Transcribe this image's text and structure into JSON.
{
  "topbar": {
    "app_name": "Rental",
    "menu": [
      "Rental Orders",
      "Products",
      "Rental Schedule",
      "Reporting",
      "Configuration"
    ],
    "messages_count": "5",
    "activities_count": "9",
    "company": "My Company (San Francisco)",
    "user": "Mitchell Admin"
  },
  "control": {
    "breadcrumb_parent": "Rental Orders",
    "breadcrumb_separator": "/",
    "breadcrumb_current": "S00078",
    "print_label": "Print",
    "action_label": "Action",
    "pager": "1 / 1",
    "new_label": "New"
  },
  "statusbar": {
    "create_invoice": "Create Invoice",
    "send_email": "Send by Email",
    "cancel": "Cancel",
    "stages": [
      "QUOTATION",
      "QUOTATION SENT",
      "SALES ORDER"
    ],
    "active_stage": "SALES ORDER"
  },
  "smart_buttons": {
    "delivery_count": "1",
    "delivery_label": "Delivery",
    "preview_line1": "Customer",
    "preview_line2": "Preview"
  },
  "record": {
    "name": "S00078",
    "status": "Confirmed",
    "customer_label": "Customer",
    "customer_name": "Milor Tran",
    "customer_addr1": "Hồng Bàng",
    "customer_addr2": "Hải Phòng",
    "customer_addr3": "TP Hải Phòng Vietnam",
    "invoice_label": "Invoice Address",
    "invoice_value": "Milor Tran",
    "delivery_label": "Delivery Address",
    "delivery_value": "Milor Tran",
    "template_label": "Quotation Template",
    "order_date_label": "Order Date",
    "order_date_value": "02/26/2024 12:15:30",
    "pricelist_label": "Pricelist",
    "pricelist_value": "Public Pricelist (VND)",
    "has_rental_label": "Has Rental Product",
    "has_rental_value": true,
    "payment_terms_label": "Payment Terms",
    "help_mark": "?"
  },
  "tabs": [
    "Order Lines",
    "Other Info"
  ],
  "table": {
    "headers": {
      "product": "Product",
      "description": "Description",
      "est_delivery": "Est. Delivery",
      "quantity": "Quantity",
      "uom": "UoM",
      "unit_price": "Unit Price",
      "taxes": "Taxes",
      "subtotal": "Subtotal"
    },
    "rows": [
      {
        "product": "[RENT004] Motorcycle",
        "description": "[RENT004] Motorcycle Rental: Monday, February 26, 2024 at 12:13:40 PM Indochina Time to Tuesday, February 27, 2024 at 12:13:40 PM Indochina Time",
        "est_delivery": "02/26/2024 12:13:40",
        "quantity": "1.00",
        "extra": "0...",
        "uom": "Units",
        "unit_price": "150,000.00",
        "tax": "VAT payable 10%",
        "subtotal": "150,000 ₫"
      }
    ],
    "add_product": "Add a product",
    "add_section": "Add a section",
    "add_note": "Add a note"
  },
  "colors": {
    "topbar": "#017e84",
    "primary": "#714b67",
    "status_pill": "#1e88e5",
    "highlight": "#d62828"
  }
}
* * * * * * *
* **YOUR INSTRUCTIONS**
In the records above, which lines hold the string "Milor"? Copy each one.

* **RESPONSE AREA**
    "customer_name": "Milor Tran",
    "invoice_value": "Milor Tran",
    "delivery_value": "Milor Tran",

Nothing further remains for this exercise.